Jaume Plensa is no stranger to city parks. Or to ginormous artwork.
Annie Block -- Interior Design, 6/1/2011 5:56:00 PM
Jaume Plensa is no stranger to city parks. Or to ginormous artwork. With his Crown Fountain, for instance, video portraits of Chicago residents tower over Millennium Park. But unlike that water-emitting interactive work, Echo is an utterly tranquil invitation to introspection-to an almost haunting degree. The 44-foot-tall head and neck, commissioned by the Madison Square Park Conservancy, is also his New York public-art debut.
"When I first visited the park, it felt like a peaceful island. During installation, I would come at 7:00 AM, sit on a bench, and contemplate," Plensa recalls. Work would begin at 8:00 with the sculpture's 15 massive sections, cast from polyester resin, fiberglass, and marble dust, being hoisted by a crane and two cherry pickers, then bolted to steel scaffolding. After a three-day period of intense activity, the portrait of a 9-year-old girl emerged.

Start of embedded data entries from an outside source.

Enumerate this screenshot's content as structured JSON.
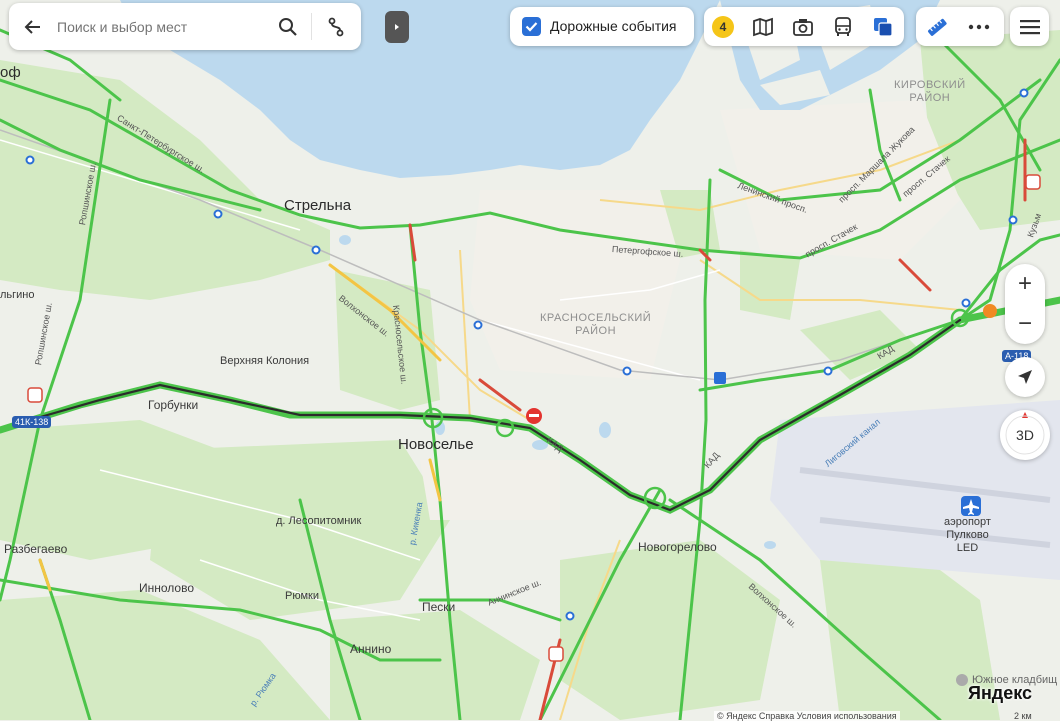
{
  "search": {
    "placeholder": "Поиск и выбор мест"
  },
  "toolbar": {
    "traffic_label": "Дорожные события",
    "traffic_score": "4"
  },
  "controls": {
    "zoom_in": "+",
    "zoom_out": "−",
    "three_d": "3D"
  },
  "places": {
    "strelna": "Стрельна",
    "novoselye": "Новоселье",
    "gorbunki": "Горбунки",
    "verkhnyaya_koloniya": "Верхняя Колония",
    "lesopitomnik": "д. Лесопитомник",
    "razbegaevo": "Разбегаево",
    "innolovo": "Иннолово",
    "ryumki": "Рюмки",
    "annino": "Аннино",
    "peski": "Пески",
    "novogorelovo": "Новогорелово",
    "olgino": "льгино",
    "edge_left": "оф",
    "airport": "аэропорт\nПулково\nLED",
    "cemetery": "Южное кладбищ"
  },
  "districts": {
    "krasnoselsky": "КРАСНОСЕЛЬСКИЙ\nРАЙОН",
    "kirovsky": "КИРОВСКИЙ\nРАЙОН"
  },
  "streets": {
    "spb_sh": "Санкт-Петербургское ш.",
    "ropshinskoe": "Ропшинское ш.",
    "volkhonskoe": "Волхонское ш.",
    "krasnoselskoe": "Красносельское ш.",
    "petergofskoe": "Петергофское ш.",
    "leninsky": "Ленинский просп.",
    "stachek": "просп. Стачек",
    "zhukova": "просп. Маршала Жукова",
    "kad1": "КАД",
    "kad2": "КАД",
    "kad3": "КАД",
    "anninskoe": "Аннинское ш.",
    "volkhonskoe2": "Волхонское ш.",
    "kikenka": "р. Кикенка",
    "ligovsky": "Лиговский канал",
    "ryumka": "р. Рюмка",
    "kuzminskoe": "Кузьм"
  },
  "badges": {
    "road_41k138": "41К-138",
    "road_a118": "А-118"
  },
  "branding": {
    "logo": "Яндекс",
    "copyright": "© Яндекс  Справка  Условия использования",
    "scale": "2 км"
  }
}
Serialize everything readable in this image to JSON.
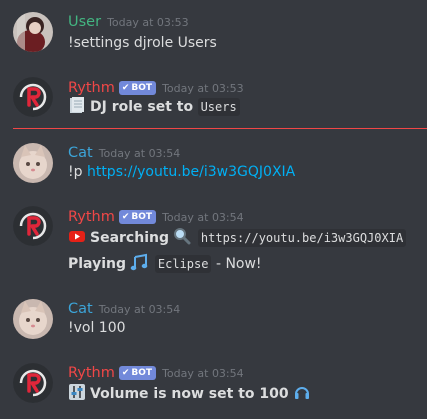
{
  "messages": [
    {
      "author": "User",
      "author_color": "#43b581",
      "timestamp": "Today at 03:53",
      "text": "!settings djrole Users"
    },
    {
      "author": "Rythm",
      "author_color": "#f04747",
      "badge": "BOT",
      "timestamp": "Today at 03:53",
      "emoji": "page-icon",
      "bold_text": "DJ role set to",
      "code": "Users"
    },
    {
      "author": "Cat",
      "author_color": "#3ca4d8",
      "timestamp": "Today at 03:54",
      "prefix": "!p",
      "link": "https://youtu.be/i3w3GQJ0XIA"
    },
    {
      "author": "Rythm",
      "author_color": "#f04747",
      "badge": "BOT",
      "timestamp": "Today at 03:54",
      "line1_emoji": "youtube-icon",
      "line1_bold": "Searching",
      "line1_emoji2": "magnifier-icon",
      "line1_code": "https://youtu.be/i3w3GQJ0XIA",
      "line2_bold": "Playing",
      "line2_emoji": "notes-icon",
      "line2_code": "Eclipse",
      "line2_suffix": "- Now!"
    },
    {
      "author": "Cat",
      "author_color": "#3ca4d8",
      "timestamp": "Today at 03:54",
      "text": "!vol 100"
    },
    {
      "author": "Rythm",
      "author_color": "#f04747",
      "badge": "BOT",
      "timestamp": "Today at 03:54",
      "emoji": "mixer-icon",
      "bold_text": "Volume is now set to 100",
      "emoji2": "headphones-icon"
    }
  ],
  "colors": {
    "background": "#36393f",
    "divider": "#f04747",
    "link": "#00b0f4",
    "bot_badge": "#7289da",
    "text": "#dcddde",
    "timestamp": "#72767d"
  }
}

The girl is not fictitious, nor is she named Echo. She's Nuri, and she's the daughter of Plensa's friends who own a Chinese restaurant near his studio in Barcelona, Spain. "The title refers to the Greek myth-a metaphor for how we're inundated with other people's information," he explains. "Nuri herself represents today's multiculturalism." And perhaps the passage of time: She's now 13.